_Data to use_

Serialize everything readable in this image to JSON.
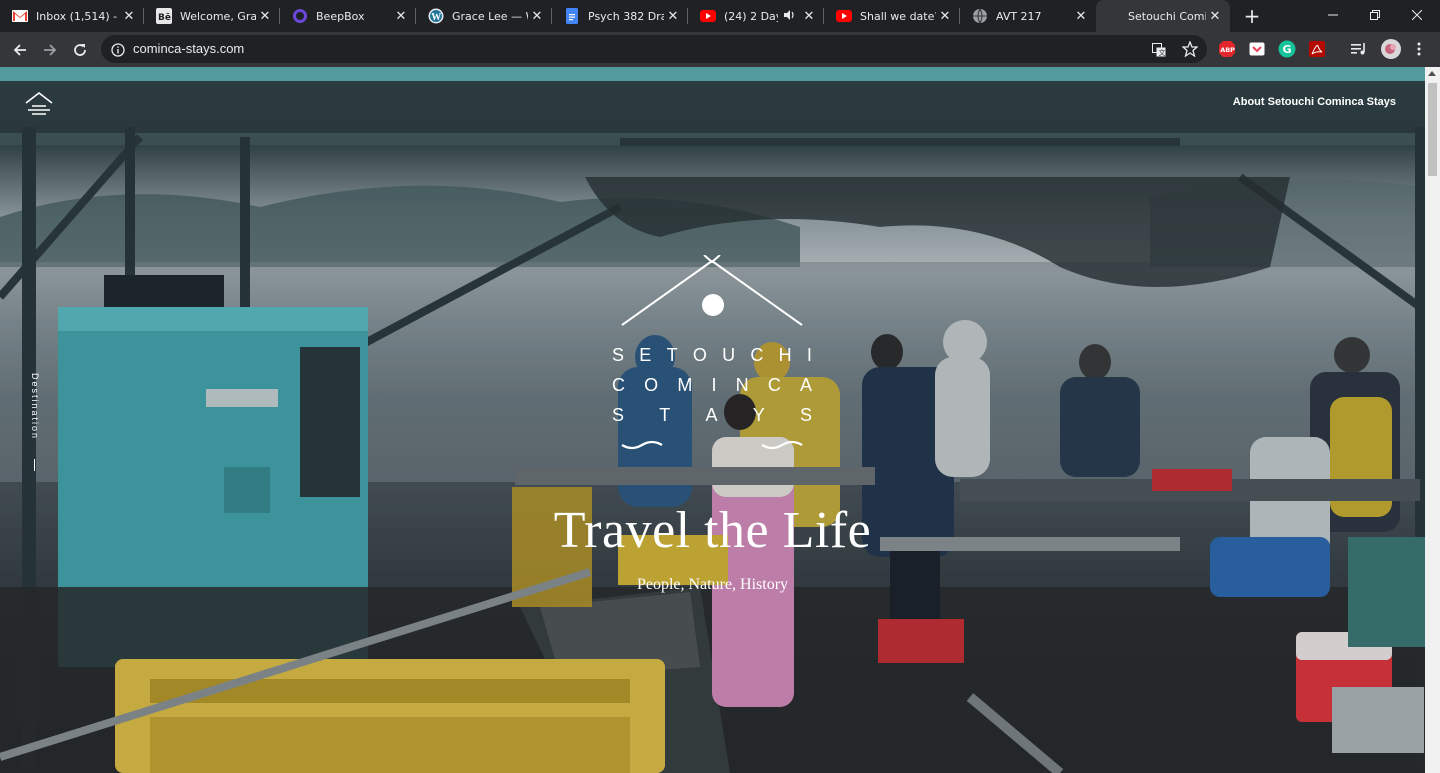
{
  "browser": {
    "tabs": [
      {
        "title": "Inbox (1,514) -",
        "icon": "gmail-icon",
        "active": false
      },
      {
        "title": "Welcome, Grac",
        "icon": "behance-icon",
        "active": false
      },
      {
        "title": "BeepBox",
        "icon": "beepbox-icon",
        "active": false
      },
      {
        "title": "Grace Lee — W",
        "icon": "wordpress-icon",
        "active": false
      },
      {
        "title": "Psych 382 Draf",
        "icon": "google-docs-icon",
        "active": false
      },
      {
        "title": "(24) 2 Days",
        "icon": "youtube-icon",
        "active": false,
        "audio": true
      },
      {
        "title": "Shall we date?",
        "icon": "youtube-icon",
        "active": false
      },
      {
        "title": "AVT 217",
        "icon": "globe-icon",
        "active": false
      },
      {
        "title": "Setouchi Comi",
        "icon": "",
        "active": true
      }
    ],
    "address": "cominca-stays.com",
    "colors": {
      "frame": "#202124",
      "toolbar": "#35363a",
      "omnibox": "#202124",
      "text": "#e8eaed"
    }
  },
  "page": {
    "nav": {
      "about": "About Setouchi Cominca Stays"
    },
    "side_label": "Destination",
    "brand": {
      "line1": [
        "S",
        "E",
        "T",
        "O",
        "U",
        "C",
        "H",
        "I"
      ],
      "line2": [
        "C",
        "O",
        "M",
        "I",
        "N",
        "C",
        "A"
      ],
      "line3": [
        "S",
        "T",
        "A",
        "Y",
        "S"
      ]
    },
    "title": "Travel the Life",
    "subtitle": "People, Nature, History"
  }
}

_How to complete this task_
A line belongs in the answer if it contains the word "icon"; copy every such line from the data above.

_Output_
        "icon": "gmail-icon",
        "icon": "behance-icon",
        "icon": "beepbox-icon",
        "icon": "wordpress-icon",
        "icon": "google-docs-icon",
        "icon": "youtube-icon",
        "icon": "youtube-icon",
        "icon": "globe-icon",
        "icon": "",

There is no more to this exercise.